──────── Data extracts ────────

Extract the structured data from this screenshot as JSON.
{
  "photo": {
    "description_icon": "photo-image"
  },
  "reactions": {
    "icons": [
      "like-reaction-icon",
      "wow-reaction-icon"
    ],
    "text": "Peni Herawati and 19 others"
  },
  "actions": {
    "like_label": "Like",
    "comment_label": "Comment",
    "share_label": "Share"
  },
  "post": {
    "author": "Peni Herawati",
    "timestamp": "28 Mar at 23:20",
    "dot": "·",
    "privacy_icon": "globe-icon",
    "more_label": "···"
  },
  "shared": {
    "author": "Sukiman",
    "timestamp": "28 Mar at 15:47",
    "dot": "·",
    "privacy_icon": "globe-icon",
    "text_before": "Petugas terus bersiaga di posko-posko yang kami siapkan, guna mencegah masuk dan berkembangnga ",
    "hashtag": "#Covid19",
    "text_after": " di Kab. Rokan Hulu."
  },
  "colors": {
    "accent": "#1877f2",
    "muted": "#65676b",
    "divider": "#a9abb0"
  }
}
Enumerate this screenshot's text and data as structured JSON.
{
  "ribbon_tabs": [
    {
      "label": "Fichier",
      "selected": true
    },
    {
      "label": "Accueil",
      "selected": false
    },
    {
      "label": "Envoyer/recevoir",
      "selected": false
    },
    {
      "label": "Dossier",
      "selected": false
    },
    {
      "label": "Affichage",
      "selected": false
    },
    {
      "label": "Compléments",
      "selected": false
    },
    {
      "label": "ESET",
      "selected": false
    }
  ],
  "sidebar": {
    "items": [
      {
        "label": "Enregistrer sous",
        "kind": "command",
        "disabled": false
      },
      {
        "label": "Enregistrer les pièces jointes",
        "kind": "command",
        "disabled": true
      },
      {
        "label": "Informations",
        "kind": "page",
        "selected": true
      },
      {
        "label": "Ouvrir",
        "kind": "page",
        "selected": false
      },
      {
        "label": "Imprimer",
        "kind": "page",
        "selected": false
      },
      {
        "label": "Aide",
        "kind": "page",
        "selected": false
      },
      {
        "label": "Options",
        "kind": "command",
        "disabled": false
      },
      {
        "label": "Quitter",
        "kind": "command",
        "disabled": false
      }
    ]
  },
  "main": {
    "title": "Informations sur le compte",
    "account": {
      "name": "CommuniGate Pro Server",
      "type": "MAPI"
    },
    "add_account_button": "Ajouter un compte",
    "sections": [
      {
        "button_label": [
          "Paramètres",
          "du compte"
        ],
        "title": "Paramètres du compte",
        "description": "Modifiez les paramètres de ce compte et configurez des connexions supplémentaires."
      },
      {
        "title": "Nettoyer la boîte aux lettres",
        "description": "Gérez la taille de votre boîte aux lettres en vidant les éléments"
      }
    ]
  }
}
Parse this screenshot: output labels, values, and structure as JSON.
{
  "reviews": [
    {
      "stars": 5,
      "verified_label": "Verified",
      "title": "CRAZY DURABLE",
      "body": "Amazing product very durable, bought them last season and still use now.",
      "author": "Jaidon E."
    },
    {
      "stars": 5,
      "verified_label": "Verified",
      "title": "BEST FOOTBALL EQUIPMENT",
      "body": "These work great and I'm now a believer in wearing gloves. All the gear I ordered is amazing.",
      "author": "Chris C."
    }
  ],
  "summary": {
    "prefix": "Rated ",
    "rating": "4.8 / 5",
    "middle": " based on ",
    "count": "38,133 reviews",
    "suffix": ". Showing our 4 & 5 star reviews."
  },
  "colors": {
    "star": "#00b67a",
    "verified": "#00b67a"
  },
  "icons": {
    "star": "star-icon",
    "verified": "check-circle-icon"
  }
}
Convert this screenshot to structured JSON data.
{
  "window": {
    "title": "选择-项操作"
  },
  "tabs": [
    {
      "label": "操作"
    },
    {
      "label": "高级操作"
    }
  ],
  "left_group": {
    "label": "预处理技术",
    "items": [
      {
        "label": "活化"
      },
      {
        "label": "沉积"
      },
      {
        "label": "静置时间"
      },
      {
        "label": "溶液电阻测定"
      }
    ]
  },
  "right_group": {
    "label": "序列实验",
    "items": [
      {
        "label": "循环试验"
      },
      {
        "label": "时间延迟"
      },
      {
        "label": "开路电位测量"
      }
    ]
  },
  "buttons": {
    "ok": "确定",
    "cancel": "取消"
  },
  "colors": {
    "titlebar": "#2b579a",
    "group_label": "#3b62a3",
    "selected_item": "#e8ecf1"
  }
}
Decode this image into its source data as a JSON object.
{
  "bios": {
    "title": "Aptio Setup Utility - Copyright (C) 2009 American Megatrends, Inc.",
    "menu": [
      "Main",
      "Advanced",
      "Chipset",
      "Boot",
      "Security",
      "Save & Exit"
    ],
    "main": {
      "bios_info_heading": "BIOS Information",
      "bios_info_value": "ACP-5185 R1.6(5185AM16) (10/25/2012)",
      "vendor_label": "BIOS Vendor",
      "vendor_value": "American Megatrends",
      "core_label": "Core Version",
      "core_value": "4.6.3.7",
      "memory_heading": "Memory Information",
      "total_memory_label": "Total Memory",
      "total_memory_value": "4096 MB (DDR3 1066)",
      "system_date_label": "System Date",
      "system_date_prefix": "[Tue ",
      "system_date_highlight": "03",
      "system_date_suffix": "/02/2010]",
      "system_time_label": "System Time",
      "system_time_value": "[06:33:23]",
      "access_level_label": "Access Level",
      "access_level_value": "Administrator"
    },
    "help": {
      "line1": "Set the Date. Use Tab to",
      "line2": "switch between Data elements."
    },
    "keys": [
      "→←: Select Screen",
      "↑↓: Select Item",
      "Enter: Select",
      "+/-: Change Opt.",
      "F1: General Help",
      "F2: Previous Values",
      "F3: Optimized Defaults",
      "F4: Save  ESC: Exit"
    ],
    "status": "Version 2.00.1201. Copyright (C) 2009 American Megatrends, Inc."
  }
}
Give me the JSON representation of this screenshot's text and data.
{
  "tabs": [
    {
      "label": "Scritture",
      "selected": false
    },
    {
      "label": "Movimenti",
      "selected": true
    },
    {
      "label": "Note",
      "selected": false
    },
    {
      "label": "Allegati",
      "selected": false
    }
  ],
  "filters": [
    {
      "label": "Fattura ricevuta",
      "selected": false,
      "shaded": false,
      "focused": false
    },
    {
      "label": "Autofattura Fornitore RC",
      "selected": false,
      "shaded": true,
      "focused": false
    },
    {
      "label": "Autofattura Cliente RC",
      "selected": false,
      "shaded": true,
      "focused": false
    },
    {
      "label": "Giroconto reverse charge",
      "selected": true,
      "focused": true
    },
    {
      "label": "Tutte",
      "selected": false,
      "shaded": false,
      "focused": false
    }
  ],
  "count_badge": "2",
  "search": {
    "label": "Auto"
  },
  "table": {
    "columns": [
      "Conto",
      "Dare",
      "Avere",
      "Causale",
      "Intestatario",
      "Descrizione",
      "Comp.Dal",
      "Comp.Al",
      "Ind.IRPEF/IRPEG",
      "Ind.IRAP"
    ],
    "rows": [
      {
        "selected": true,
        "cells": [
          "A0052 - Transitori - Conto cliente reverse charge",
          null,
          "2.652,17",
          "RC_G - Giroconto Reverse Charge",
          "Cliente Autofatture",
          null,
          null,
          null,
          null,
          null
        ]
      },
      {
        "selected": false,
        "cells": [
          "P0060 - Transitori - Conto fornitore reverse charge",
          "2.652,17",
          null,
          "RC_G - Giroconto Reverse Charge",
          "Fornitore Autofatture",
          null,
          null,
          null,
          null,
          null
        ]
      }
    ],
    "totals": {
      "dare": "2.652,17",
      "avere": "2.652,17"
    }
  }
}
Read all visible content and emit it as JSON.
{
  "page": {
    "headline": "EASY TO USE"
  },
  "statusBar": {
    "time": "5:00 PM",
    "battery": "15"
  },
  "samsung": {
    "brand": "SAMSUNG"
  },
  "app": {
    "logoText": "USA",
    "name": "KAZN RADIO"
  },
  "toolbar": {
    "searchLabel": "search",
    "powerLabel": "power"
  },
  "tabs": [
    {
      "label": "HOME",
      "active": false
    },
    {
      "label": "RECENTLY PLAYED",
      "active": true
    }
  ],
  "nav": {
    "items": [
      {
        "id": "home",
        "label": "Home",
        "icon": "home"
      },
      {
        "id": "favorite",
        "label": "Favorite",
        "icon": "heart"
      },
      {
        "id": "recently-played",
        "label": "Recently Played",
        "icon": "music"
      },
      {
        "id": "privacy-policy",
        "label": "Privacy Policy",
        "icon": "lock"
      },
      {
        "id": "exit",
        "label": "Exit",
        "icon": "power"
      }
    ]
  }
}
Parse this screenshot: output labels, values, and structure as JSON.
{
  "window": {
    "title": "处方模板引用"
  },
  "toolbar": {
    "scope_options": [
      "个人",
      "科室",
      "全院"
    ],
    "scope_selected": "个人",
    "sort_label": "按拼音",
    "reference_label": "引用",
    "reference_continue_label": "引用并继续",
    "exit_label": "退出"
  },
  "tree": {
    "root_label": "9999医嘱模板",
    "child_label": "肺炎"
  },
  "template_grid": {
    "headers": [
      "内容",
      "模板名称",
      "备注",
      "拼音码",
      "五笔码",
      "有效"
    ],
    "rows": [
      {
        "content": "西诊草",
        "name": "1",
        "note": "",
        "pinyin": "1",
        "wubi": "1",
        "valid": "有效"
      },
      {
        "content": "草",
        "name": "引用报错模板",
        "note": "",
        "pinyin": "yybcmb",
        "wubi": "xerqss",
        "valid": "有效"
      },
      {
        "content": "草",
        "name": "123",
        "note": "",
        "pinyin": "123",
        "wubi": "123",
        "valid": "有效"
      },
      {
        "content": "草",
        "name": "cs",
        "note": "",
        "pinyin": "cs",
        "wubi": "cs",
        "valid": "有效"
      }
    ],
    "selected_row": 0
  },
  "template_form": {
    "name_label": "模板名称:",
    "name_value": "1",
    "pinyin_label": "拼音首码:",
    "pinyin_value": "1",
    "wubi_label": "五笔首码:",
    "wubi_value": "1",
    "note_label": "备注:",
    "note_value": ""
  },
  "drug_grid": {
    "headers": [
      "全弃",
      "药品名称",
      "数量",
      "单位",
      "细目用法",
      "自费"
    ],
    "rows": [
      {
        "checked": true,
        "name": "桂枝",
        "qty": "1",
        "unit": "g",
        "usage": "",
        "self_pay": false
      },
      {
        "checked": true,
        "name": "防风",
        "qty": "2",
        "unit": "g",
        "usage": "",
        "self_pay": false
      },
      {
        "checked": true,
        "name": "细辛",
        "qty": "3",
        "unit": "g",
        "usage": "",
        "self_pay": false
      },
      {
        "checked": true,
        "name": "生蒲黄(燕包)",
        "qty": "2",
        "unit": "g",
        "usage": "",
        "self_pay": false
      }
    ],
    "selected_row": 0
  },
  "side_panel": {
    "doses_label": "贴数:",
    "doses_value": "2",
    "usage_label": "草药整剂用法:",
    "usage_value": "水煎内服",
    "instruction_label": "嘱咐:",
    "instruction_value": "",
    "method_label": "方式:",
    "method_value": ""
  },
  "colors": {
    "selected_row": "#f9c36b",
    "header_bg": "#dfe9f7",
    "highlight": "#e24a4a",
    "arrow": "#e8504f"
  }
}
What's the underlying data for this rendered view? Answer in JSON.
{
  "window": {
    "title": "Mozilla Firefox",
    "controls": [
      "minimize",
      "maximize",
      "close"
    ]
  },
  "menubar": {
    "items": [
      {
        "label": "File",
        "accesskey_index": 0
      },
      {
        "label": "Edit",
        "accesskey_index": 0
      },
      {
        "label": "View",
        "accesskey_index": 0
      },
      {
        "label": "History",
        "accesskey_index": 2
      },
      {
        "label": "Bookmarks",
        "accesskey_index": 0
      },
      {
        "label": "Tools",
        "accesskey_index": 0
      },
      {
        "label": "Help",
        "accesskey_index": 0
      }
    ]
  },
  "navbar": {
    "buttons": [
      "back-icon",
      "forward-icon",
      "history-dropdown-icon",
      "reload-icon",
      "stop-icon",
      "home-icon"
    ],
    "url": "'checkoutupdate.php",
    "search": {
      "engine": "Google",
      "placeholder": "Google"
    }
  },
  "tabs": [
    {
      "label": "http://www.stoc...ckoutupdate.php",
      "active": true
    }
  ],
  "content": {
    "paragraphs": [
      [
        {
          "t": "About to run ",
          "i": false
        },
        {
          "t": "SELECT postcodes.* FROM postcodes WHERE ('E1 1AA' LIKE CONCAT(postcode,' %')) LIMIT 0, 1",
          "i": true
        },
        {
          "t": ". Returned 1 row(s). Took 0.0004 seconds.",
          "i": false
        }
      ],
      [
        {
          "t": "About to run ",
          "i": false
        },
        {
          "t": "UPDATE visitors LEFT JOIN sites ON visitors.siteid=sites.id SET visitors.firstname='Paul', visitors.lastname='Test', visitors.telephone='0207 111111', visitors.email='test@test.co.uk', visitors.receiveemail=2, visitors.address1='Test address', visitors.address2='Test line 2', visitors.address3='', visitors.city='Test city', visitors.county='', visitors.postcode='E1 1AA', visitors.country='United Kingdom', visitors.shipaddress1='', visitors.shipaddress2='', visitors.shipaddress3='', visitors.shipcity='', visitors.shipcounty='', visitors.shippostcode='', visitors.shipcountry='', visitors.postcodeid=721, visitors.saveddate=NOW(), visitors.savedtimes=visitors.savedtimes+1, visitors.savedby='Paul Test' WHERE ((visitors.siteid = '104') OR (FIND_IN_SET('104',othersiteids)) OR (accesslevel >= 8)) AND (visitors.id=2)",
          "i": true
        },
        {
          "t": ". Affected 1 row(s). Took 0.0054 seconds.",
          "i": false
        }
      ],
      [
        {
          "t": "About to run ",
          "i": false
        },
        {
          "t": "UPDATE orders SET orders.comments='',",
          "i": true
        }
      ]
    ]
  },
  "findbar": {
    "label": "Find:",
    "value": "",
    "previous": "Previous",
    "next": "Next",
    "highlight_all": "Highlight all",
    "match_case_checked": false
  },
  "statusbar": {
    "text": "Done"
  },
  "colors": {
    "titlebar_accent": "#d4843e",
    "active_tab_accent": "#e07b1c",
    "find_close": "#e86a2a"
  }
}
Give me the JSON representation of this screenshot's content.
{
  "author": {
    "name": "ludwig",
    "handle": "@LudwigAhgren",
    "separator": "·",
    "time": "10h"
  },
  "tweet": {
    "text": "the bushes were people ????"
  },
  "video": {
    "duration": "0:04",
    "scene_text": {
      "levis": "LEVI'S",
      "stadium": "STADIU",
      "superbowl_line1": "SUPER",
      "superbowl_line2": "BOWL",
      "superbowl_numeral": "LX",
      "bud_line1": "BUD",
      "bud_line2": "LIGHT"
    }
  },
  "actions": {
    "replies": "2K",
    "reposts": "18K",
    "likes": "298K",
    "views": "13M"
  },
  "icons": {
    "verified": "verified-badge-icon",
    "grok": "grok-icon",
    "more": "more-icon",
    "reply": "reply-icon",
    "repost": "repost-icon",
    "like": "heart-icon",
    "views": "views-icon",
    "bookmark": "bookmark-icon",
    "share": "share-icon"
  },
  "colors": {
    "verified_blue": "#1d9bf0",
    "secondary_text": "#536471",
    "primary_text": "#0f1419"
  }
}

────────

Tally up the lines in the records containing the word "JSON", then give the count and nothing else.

10